Fire and life

Africa affects me in little ways.

Like recently when I was contemplating my annual purchase of firewood. Burning real wood in a fireplace is one of my great loves during long Chicago winters. I easily tear through a cord per winter, sometimes needing extra. And yet, that’s a lot of wood for what is largely aesthetic comfort (though our basement needs all the heat help it can get).

So this year I wanted to learn more about my options. Usually I get wood from one of any number of local, similar operations. A couple of laborers-for-hire pull up in a pickup, throw a bunch of wood in a pile in your garage, and then depart. God only knows where they get this wood from. Or if the company has any interest in the sustainability of the forests from which the wood comes.

So I turned to Ascent Stage’s resident guest restoration ecologist, Cory Ritterbusch, for his usual clarity of insight. I asked about places in northern Illinois where I might deal with a firewood vendor who thinks about his source as much as his sale.

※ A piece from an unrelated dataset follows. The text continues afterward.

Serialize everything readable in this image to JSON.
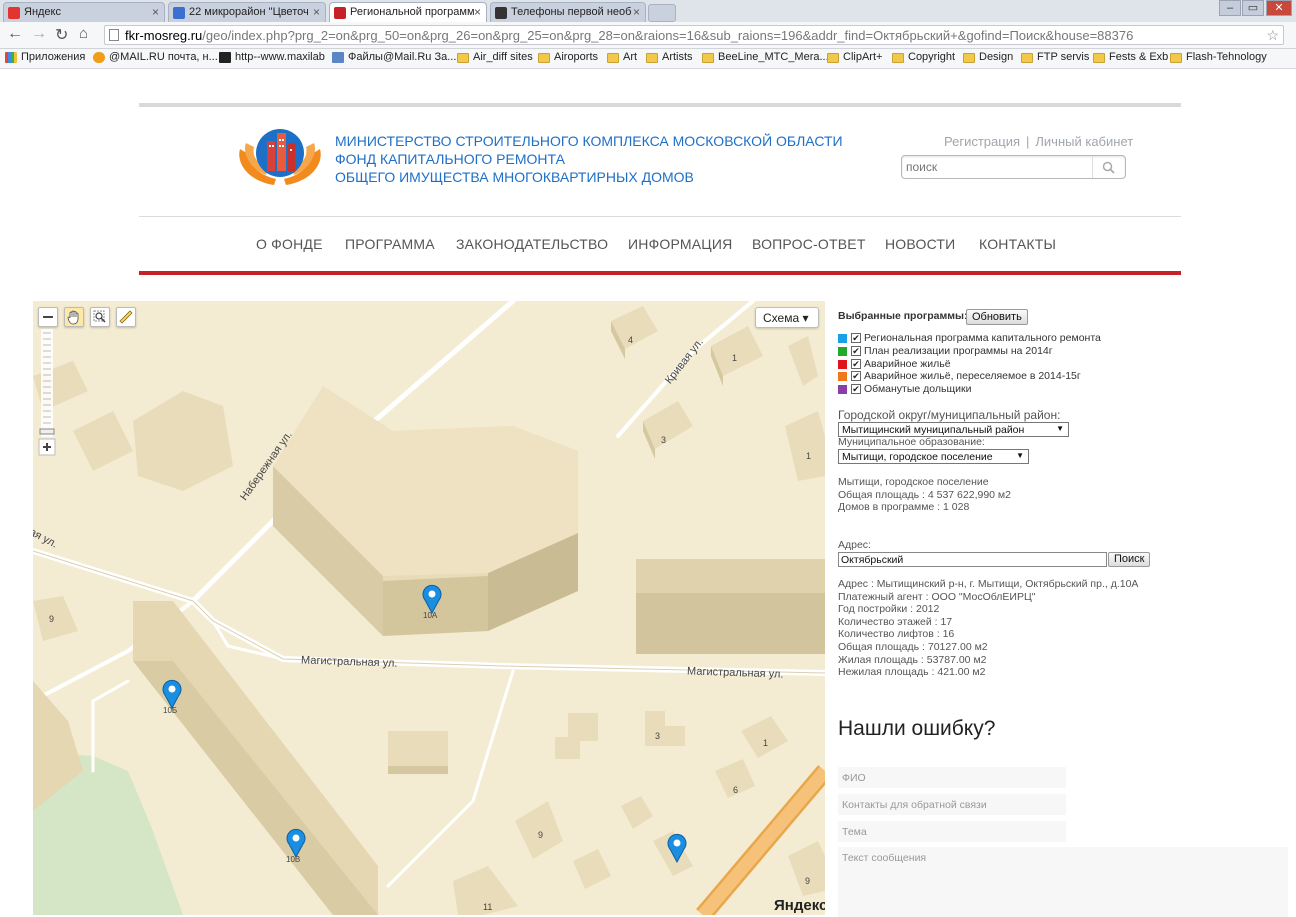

Cory noted:

Right now our firewood industry has not been hit by the same environmental stewardship programs that paper and building materials have. So there is nowhere to point to for sustainable, managed firewood processes locally.

Most green thinkers choose their firewood by species to reduce the risk. Oak and Hickory are the preferred woods to burn in the fireplace, but that is done at the detriment of cutting very important slow-growing specimens.

Environmentalists will ask for Red Elm or “Elm” as they are usually standing dead trees having died due to Dutch Elm Disease. It is also a great burning wood offering high temperature, little ash and easy split-ability.

Didn’t know that. Did you?

The smell of burning firewood was constant in Ghana. In the morning, stepping out of my room to the call of the roosters; in the daytime walking down a crowded Kumasi street; at night when the smoke of a thousand dinners ascended and mixed above the town. The tang of wood on fire is for me essential Ghana. I came to love it.


But the wreckage it has caused! The denuded countryside, once rainforest, strikes you like returning to a loved home without any furniture in it. The same space, but not the same place. The soil, suddenly chemically-bereft of sustaining anything but what just got ripped out, is no longer landscape but ecological cul-de-sac. Redwood-sized trunks lashed to wheels and an engine barrel down dirt roads one after the other. it is stark cause-and-effect, easier to see than in the West with our complex chains of supply.

This is what Africa has done to me. Not a blinding moment of enlightenment, but many small moments that creep up without real thought. The things I saw there will be with me forever, ineradicable viruses of the imagination.